photo: Country Music Hall of Fame and Museum

A promotional poster for the Negro American baseball league in 1945.

photo: Country Music Hall of Fame and Museum

Master print maker Jim Sherraden, 61, at Hatch Show Print. Sherraden is retiring after 34 years.

photo: Courtesy of the Country Music Hall of Fame

The shop’s current location is on the first level of the Country Music Hall of Fame and Museum building.

photo: Country Music Hall of Fame and Museum

Huey, the shop’s cat.

photo: Country Music Hall of Fame and Museum

Sherraden mixes ink for a print. The print shop makes more than 500 new posters and monoprints every year.

photo: Country Music Hall of Fame and Museum

Sherraden applies ink to a block design before transferring it to paper.

photo: Country Music Hall of Fame and Museum

The poster-making process can take up to 40 hours for each poster.

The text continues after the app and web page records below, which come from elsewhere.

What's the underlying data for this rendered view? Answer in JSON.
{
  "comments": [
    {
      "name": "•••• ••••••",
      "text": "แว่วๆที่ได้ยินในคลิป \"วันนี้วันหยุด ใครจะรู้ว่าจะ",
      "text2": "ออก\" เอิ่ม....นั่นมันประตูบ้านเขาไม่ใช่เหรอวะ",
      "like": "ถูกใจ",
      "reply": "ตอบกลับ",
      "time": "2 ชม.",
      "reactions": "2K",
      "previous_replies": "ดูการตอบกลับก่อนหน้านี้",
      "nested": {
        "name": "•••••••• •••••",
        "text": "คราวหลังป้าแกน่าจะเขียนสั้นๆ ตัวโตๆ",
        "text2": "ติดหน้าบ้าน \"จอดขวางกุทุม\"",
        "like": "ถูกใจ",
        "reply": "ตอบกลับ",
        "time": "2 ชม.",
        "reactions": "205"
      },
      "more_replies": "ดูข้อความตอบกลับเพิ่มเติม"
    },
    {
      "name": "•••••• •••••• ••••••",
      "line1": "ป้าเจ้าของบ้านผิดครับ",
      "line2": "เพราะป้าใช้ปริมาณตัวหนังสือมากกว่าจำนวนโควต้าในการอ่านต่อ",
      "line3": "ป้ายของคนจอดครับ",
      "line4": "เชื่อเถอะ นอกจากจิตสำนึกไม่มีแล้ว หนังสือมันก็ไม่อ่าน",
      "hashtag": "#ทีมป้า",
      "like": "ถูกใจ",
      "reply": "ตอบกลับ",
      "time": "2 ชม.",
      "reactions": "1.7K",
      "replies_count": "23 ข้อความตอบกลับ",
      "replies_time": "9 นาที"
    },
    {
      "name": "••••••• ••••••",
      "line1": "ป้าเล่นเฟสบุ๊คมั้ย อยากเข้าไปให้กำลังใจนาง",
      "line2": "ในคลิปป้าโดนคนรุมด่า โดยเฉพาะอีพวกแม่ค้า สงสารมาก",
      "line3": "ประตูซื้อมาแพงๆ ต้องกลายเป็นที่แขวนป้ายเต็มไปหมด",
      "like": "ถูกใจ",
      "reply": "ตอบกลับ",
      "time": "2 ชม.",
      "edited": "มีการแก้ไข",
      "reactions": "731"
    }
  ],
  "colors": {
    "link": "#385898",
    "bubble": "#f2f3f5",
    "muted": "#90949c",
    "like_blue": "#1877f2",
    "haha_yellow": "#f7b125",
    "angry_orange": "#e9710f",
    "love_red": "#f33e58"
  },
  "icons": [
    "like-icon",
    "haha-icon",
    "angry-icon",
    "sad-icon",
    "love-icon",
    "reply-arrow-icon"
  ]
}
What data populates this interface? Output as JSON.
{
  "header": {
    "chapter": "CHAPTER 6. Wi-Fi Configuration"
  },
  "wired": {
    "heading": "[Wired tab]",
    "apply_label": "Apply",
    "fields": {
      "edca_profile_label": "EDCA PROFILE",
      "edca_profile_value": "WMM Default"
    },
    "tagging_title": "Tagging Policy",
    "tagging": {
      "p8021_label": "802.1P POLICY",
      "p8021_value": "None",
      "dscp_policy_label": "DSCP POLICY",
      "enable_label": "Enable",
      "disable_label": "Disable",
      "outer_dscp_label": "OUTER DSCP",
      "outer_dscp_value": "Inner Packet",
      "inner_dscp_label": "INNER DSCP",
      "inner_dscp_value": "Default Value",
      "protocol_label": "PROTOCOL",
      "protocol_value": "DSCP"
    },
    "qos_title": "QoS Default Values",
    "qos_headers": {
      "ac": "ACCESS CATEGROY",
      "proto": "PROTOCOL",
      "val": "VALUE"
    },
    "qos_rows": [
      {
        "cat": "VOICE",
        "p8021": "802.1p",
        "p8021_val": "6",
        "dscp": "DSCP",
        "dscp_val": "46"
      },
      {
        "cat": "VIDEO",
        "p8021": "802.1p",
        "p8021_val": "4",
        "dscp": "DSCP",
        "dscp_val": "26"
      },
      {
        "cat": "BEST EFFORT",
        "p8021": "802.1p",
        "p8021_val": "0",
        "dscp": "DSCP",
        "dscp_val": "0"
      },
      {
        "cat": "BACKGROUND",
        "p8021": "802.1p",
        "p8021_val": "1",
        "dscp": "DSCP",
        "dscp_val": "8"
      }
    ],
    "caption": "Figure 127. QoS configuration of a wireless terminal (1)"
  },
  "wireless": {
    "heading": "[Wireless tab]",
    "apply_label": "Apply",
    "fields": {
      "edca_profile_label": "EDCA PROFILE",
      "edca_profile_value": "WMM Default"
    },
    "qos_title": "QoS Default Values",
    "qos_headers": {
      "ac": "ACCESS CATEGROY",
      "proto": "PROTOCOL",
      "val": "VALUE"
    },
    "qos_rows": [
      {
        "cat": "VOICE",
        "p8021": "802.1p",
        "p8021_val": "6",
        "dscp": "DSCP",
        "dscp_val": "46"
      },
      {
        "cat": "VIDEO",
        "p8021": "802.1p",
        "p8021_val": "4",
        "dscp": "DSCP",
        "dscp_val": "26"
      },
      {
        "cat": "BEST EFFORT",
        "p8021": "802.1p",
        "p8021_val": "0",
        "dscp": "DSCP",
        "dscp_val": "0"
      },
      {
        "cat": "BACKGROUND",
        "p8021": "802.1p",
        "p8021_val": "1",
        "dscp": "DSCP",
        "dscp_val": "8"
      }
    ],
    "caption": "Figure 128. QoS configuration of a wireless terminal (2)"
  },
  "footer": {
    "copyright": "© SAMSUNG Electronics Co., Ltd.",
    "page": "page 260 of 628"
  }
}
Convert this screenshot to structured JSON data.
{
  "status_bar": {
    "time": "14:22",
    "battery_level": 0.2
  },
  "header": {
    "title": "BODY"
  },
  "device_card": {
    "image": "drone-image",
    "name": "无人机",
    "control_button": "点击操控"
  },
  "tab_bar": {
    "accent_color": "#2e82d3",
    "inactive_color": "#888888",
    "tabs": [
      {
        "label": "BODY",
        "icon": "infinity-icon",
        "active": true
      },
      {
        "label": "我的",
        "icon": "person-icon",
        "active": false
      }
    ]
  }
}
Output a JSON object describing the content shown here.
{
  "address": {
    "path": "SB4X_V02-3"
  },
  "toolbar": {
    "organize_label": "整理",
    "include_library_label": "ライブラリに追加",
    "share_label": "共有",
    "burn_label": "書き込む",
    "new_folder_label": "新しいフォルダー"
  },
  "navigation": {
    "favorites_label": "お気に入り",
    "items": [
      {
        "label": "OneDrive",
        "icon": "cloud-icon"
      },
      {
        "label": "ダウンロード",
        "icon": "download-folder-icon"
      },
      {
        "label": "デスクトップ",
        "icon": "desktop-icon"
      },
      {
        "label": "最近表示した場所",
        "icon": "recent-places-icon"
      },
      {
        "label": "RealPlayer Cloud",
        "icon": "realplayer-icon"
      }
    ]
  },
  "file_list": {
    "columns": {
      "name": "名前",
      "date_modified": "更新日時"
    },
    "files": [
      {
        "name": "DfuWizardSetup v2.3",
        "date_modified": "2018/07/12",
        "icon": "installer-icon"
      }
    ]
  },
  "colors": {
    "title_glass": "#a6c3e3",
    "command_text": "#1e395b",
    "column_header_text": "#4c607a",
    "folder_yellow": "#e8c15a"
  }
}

Here, part of a vintage block advertising an event at the Grand Ole Opry is drying after the ink was transferred to paper.

photo: Country Music Hall of Fame and Museum

Hatch Show Print created posters for many iconic musicians. This poster advertises an Elvis Presley concert in Jacksonville, Florida, in 1956.

photo: Country Music Hall of Fame and Museum

This Johnny Cash poster was created by the print shop in the 1960s

photo: Country Music Hall of Fame and Museum

A Hatch Show Print poster for a Bob Dylan concert with the Brian Setzer Orchestra at the Nashville Municipal Auditorium in 1999.

photo: Country Music Hall of Fame and Museum

A 2004 R.E.M. poster.

photo: Country Music Hall of Fame and Museum

One of Sherraden’s original monoprints, Aztec Plain, from the early 2000s.

photo: Country Music Hall of Fame and Museum

Blocks carved for printing posters are stored on shelves in the back of the print shop.

photo: Country Music Hall of Fame and Museum

Sherraden began making his “paper quilts” in 2012 when he started using his own wood blocks to create quilt-like patterns on paper. This one is #71.

photo: Country Music Hall of Fame and Museum

Sherraden’s paper quilt #64.

photo: Country Music Hall of Fame and Museum

Dozens of Hatch Show Print’s iconic posters and prints line the wall of the shop.

photo: Donn Jones